Patient Experience: A New Doctor


A young woman moved to a new house, several miles from her old apartment. This move meant her current doctor’s office was no longer a convenient drive from her house. She was not dissatisfied with her current doctor, but decided to try a doctor closer to her new home, simply to reduce her driving time to appointments.

When she visited the new doctor, she complained about getting migraine headaches, and was promptly prescribed a new medication to help with her headaches. After her visit, she went directly to the pharmacy to fill her new prescription. Filling this new prescription sent an alert to her previous doctor, making him aware that she was seeing a new physician and that she had been prescribed a new medication.

To the patient’s surprise, her previous doctor called her.  He expressed that he cared about her health and wellbeing and that he wanted her to know that the new migraine medication could potentially cause complications with her existing medication. The former patient was shocked that her previous doctor had taken the time research her new medication (and how it would react with her existing medications), and that he cared enough to tell alert her of its dangers, even though she had changed to a new doctor. Despite the longer drive, the patient decided to no longer see her new doctor and to return to her old one.

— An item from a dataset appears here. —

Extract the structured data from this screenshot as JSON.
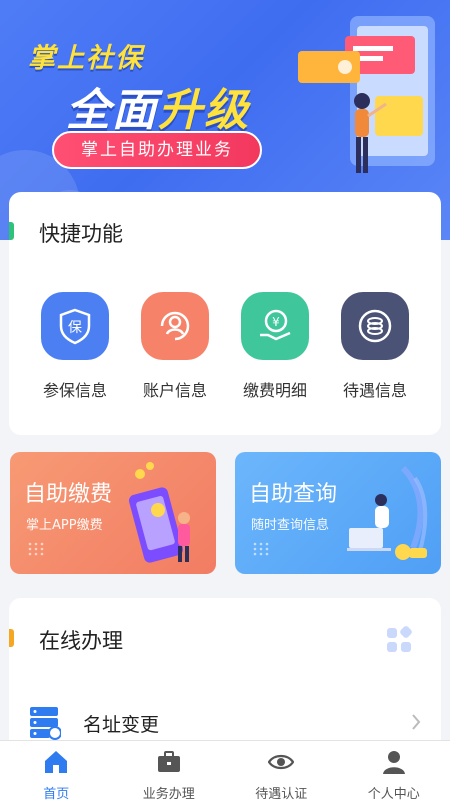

  • The patient felt as though her previous doctor truly cared for her, even outside of their formal business relationship.
  • The new doctor lost credibility in the patient’s eyes for not properly researching the migraine medication.
  • The patient decided it was worth driving longer to a doctor who provided good, trustworthy, and caring service.